Ethnic studies associate professor of Mescalero, Apache Lineage Doreen Martinez does work focusing on language and tone. When working on forming the land acknowledgment, Martinez would practice reading it aloud to hear the cadence and rhythm of the sentences and format.
“For people who are going to be sharing it verbally, (we looked at) how we could make that happen more smoothly and probably more impactfully in the ways in which we want it,” Martinez said. “You know, emphasize certain words, those kinds of things.”
Martinez’s area of specialty is Indigenous epistemology, which is about the production and nature of knowledge. Martinez talked about paying attention to what people are trying to express — not just in language, but in traditions, beliefs and worldviews.
They do it within balance; they do it within harmony; they do it respectfully; they do it in kindness and beauty. All of those things are the ties that we are seeking to renew or reaffirm.” -Doreen Martinez, ethnic studies associate professor
The impetus behind the words
The third sentence of the land acknowledgment reads, “We recognize the Indigenous peoples as original stewards of this land and all the relatives within it.”
Martinez said that this is about the recognition of a way of being or a way of life. Martinez explained that the words “original stewards” are about paying attention to the ways in which Indigenous cultures globally have taken care of land and ecosystems.
“‘Original stewards’ recognizes that history (and) recognizes those traditions, yet also beckons to a contemporary way,” Martinez said. “By talking about original, you’re doing that in some contact to today, so it gives you a history, but that’s a history that’s living today.”
The second part of the sentence, which recognizes all the relatives within the land, is meant to emphasize that this is about more than just human beings, Martinez said.
“Whether it’s our winged relatives, the four-leggeds, the creepy-crawlies … our grandfathers and grandmothers that are the sky, the Earth,” Martinez said.
The fourth sentence states, “As these words of acknowledgment are spoken and heard, the ties Nations have to their traditional homelands are renewed and reaffirmed.”
Martinez said that in this sentence, the language, “explicitly (recognizes) in an affirmative way that part of a very, very core essence of the Indigenous people is that connection to land.”
Martinez teaches a class that provides discourse on natural reason and its meaning. Martinez described natural reason as understanding nature and the ways the relatives within it live together.
“They do it within balance; they do it within harmony; they do it respectfully; they do it in kindness and beauty,” Martinez said. “All of those things are the ties that we are seeking to renew or reaffirm.”
What comes after the statement?
Kelly said the statement has repercussions and ripple effects across the entire campus.
“It’s just two paragraphs, but there’s so much packed into those paragraphs that I hope folks, the more and more they hear it and the more and more they hear Native and non-Native folks talk about it, start to think about, ‘What is my role?’” Kelly said. “‘What is my responsibility to this land and to sovereignty and to the environment?’”

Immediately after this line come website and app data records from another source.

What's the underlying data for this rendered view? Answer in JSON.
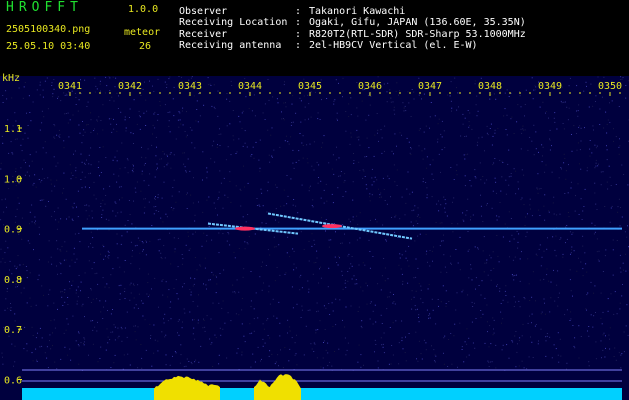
{
  "header": {
    "app_name": "HROFFT",
    "app_version": "1.0.0",
    "filename": "2505100340.png",
    "datetime": "25.05.10 03:40",
    "meteor_label": "meteor",
    "meteor_count": "26"
  },
  "meta": [
    {
      "label": "Observer",
      "value": "Takanori Kawachi"
    },
    {
      "label": "Receiving Location",
      "value": "Ogaki, Gifu, JAPAN (136.60E, 35.35N)"
    },
    {
      "label": "Receiver",
      "value": "R820T2(RTL-SDR) SDR-Sharp 53.1000MHz"
    },
    {
      "label": "Receiving antenna",
      "value": "2el-HB9CV Vertical (el. E-W)"
    }
  ],
  "colon": ":",
  "chart_data": {
    "type": "spectrogram",
    "y_unit": "kHz",
    "x_ticks": [
      "0341",
      "0342",
      "0343",
      "0344",
      "0345",
      "0346",
      "0347",
      "0348",
      "0349",
      "0350"
    ],
    "y_ticks": [
      "1.1",
      "1.0",
      "0.9",
      "0.8",
      "0.7",
      "0.6"
    ],
    "ylim": [
      0.59,
      1.18
    ],
    "carrier_khz": 0.9,
    "echoes": [
      {
        "start_min": 2.3,
        "end_min": 3.8,
        "start_khz": 0.91,
        "end_khz": 0.89
      },
      {
        "start_min": 3.3,
        "end_min": 5.7,
        "start_khz": 0.93,
        "end_khz": 0.88
      }
    ],
    "colors": {
      "background": "#00003e",
      "carrier": "#3fa0ff",
      "echo_core": "#ff3060",
      "bottom_band": "#00d0ff",
      "bottom_peak": "#f0e000",
      "label": "#e8e820"
    }
  }
}
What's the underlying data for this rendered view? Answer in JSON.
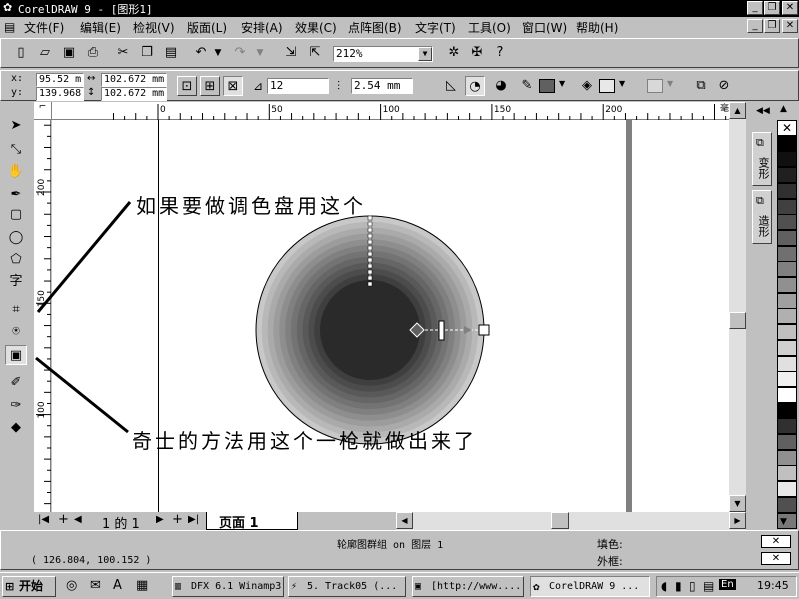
{
  "window": {
    "title": "CorelDRAW 9 - [图形1]"
  },
  "menu": [
    {
      "label": "文件(F)"
    },
    {
      "label": "编辑(E)"
    },
    {
      "label": "检视(V)"
    },
    {
      "label": "版面(L)"
    },
    {
      "label": "安排(A)"
    },
    {
      "label": "效果(C)"
    },
    {
      "label": "点阵图(B)"
    },
    {
      "label": "文字(T)"
    },
    {
      "label": "工具(O)"
    },
    {
      "label": "窗口(W)"
    },
    {
      "label": "帮助(H)"
    }
  ],
  "standard_toolbar": {
    "zoom": "212%"
  },
  "property_bar": {
    "x_label": "x:",
    "y_label": "y:",
    "x": "95.52 m",
    "y": "139.968",
    "width": "102.672 mm",
    "height": "102.672 mm",
    "steps": "12",
    "offset": "2.54 mm"
  },
  "ruler": {
    "h_ticks": [
      "0",
      "50",
      "100",
      "150",
      "200"
    ],
    "h_unit": "毫米",
    "v_ticks": [
      "200",
      "150",
      "100",
      "50"
    ]
  },
  "annotations": {
    "top": "如果要做调色盘用这个",
    "bottom": "奇士的方法用这个一枪就做出来了"
  },
  "page_nav": {
    "position": "1 的 1",
    "page_tab": "页面 1"
  },
  "dockers": {
    "tab1": "变形",
    "tab2": "造形"
  },
  "status": {
    "coords": "( 126.804, 100.152 )",
    "selection": "轮廓图群组 on 图层 1",
    "fill_label": "填色:",
    "outline_label": "外框:"
  },
  "taskbar": {
    "start": "开始",
    "tasks": [
      "DFX 6.1 Winamp3",
      "5. Track05 (...",
      "[http://www....",
      "CorelDRAW 9 ..."
    ],
    "lang": "En",
    "clock": "19:45"
  },
  "colors": {
    "accent": "#000000",
    "canvas": "#ffffff",
    "chrome": "#c0c0c0"
  },
  "contour": {
    "outer_radius_mm": 51.336,
    "rings": [
      "#c8c8c8",
      "#b8b8b8",
      "#aaaaaa",
      "#9c9c9c",
      "#8e8e8e",
      "#808080",
      "#737373",
      "#666666",
      "#595959",
      "#4c4c4c",
      "#3f3f3f",
      "#2a2a2a"
    ]
  },
  "palette_colors": [
    "#ffffff",
    "#000000",
    "#101010",
    "#202020",
    "#303030",
    "#404040",
    "#505050",
    "#606060",
    "#707070",
    "#808080",
    "#909090",
    "#a0a0a0",
    "#b0b0b0",
    "#c0c0c0",
    "#d0d0d0",
    "#e0e0e0",
    "#f0f0f0",
    "#ffffff",
    "#000000",
    "#303030",
    "#606060",
    "#909090",
    "#c0c0c0",
    "#e8e8e8",
    "#505050",
    "#787878"
  ]
}
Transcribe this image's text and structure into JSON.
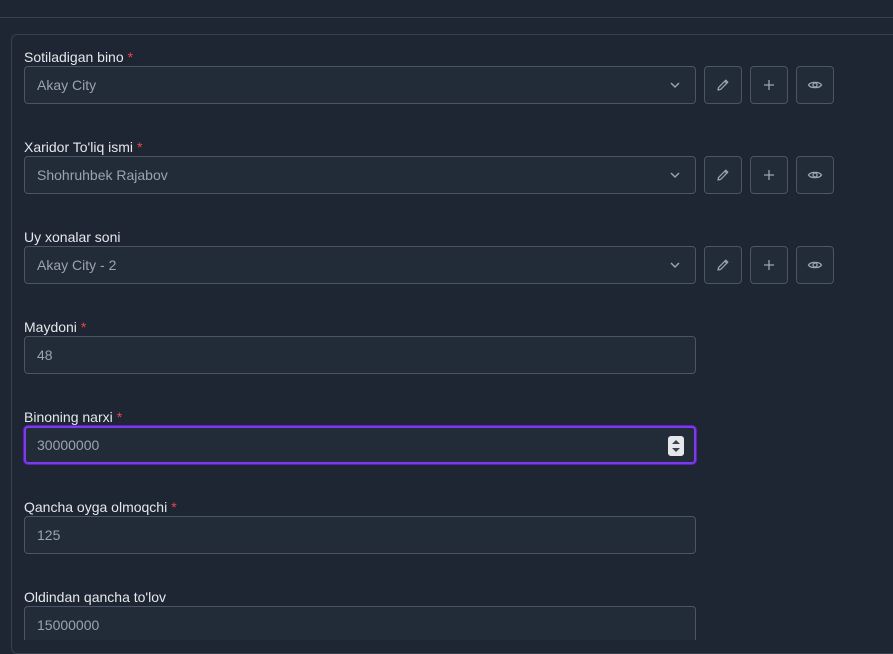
{
  "form": {
    "fields": [
      {
        "label": "Sotiladigan bino",
        "required_mark": "*",
        "value": "Akay City"
      },
      {
        "label": "Xaridor To'liq ismi",
        "required_mark": "*",
        "value": "Shohruhbek Rajabov"
      },
      {
        "label": "Uy xonalar soni",
        "value": "Akay City - 2"
      },
      {
        "label": "Maydoni",
        "required_mark": "*",
        "value": "48"
      },
      {
        "label": "Binoning narxi",
        "required_mark": "*",
        "value": "30000000"
      },
      {
        "label": "Qancha oyga olmoqchi",
        "required_mark": "*",
        "value": "125"
      },
      {
        "label": "Oldindan qancha to'lov",
        "value": "15000000"
      }
    ]
  },
  "icons": {
    "edit": "pencil-icon",
    "add": "plus-icon",
    "view": "eye-icon",
    "dropdown": "chevron-down-icon"
  },
  "colors": {
    "background": "#1e2633",
    "required": "#ef4444",
    "focus": "#7c3aed"
  }
}
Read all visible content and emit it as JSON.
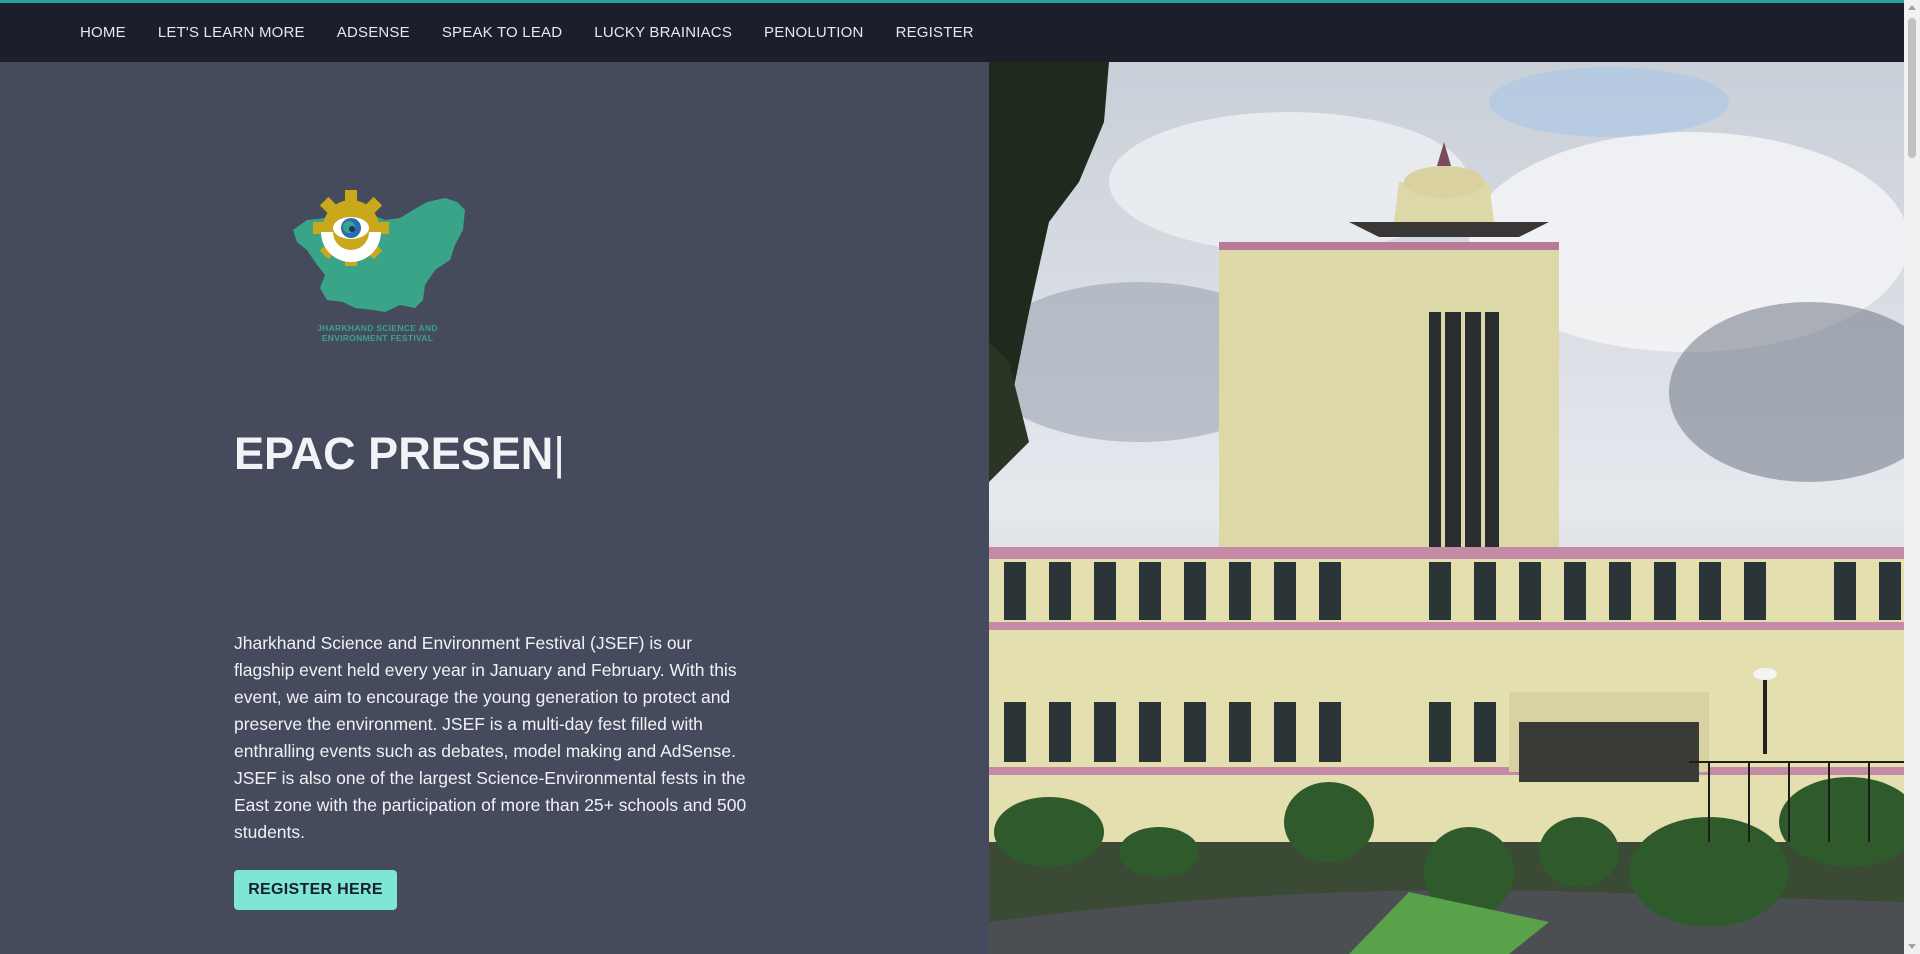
{
  "nav": {
    "items": [
      {
        "label": "HOME"
      },
      {
        "label": "LET'S LEARN MORE"
      },
      {
        "label": "ADSENSE"
      },
      {
        "label": "SPEAK TO LEAD"
      },
      {
        "label": "LUCKY BRAINIACS"
      },
      {
        "label": "PENOLUTION"
      },
      {
        "label": "REGISTER"
      }
    ]
  },
  "hero": {
    "logo_caption_line1": "JHARKHAND SCIENCE AND",
    "logo_caption_line2": "ENVIRONMENT FESTIVAL",
    "title": "EPAC PRESEN",
    "cursor": "|",
    "description": "Jharkhand Science and Environment Festival (JSEF) is our flagship event held every year in January and February. With this event, we aim to encourage the young generation to protect and preserve the environment. JSEF is a multi-day fest filled with enthralling events such as debates, model making and AdSense. JSEF is also one of the largest Science-Environmental fests in the East zone with the participation of more than 25+ schools and 500 students.",
    "register_button": "REGISTER HERE"
  },
  "colors": {
    "navbar": "#1b1f2a",
    "left_panel": "#454a5c",
    "button": "#7ee6d6",
    "logo_map": "#3aa488",
    "logo_gear": "#c9a81c"
  }
}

These are big questions to answer, but Kelly said that is why the land acknowledgment website has resources and frequently asked questions pages.
“I think, first and foremost, I believe there’s lots of ways to do it, and I’m saying that initially because I think sometimes people want the perfect answer, and I think the perfect answer is literally that there’s lots of different ways to actually engage,” Martinez said.
Kelly said simply using Google to search for Native scholars who have published work on the topic of land acknowledgments and reconciliation is a good place to start.
“Education and inclusion means that we have to constantly think about what we’re not seeing, and to broaden our idea of what each of us is doing here at the University,” Folsom said. “Acknowledging this hopefully sets in motion people thinking, ‘Oh, I didn’t know that’ or ‘I didn’t realize that’ and then … the Native community is basically asking non-Native people to go and say, ‘What are you going to do about it?’”
Serena Bettis can be reached at firstname.lastname@example.org or on Twitter @serenaroseb.